Some of the material in the TriCollege Libraries Digital Collections is available only to members of the TriCollege community. Please use your institutional credentials to log in. By logging in, you may be able to gain access to certain collections or items that are not visible by guest users. If you have questions about access or logging in, please use the form on the Contact page.
Karpathos Island wedding celebrations last until dawn, everyone participating in sousta dancing, which ebbs and flows like the sea. The dancers, holding hands, drop bills as they pass the trio, paying for music, now played by friends.

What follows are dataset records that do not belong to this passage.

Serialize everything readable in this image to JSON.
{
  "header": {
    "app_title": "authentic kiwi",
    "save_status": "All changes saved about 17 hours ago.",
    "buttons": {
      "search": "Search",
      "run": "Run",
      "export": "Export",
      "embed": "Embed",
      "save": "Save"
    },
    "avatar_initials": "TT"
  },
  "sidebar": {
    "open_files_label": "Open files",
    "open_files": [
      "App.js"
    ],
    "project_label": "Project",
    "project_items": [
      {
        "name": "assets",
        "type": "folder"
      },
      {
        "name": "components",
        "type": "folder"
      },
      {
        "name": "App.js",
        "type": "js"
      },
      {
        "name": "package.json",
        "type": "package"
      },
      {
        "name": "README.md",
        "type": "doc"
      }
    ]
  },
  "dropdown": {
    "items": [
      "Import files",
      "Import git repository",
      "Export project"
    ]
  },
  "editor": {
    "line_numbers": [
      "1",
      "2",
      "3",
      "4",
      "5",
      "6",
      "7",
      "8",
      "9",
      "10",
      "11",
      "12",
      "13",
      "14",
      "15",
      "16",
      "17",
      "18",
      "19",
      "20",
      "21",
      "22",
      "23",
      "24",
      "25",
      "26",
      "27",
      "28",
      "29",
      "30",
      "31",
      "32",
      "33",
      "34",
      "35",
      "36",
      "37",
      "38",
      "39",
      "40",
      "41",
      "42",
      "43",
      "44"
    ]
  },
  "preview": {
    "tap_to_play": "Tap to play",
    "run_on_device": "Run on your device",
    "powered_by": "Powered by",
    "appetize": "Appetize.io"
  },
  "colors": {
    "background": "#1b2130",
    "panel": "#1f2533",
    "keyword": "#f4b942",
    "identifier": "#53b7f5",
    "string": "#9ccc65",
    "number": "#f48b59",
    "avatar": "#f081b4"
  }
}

Katrina Thomas's notes: Greek-Americans from a mountainous island in the Dodecanese began to emigrate to the U.S. in 1965, retaining ties to their villages to which they regularly return. In both the land of their ancestors and in America, they keep time-honored customs of music and dance. On the wedding morning, in the homes of both bride and groom, for many hours male friends and relatives sing original lyrics, honoring each family. The verses are accompanied by traditional instruments, the lyra, its five wire strings plucked, and a lauoto, its three strings, played with a bow. Later, at the wedding reception, after the hired band leaves, a trio of friends plays these instruments, often adding a bagpipe, known as a tsambouna, to perform dance music until early morning.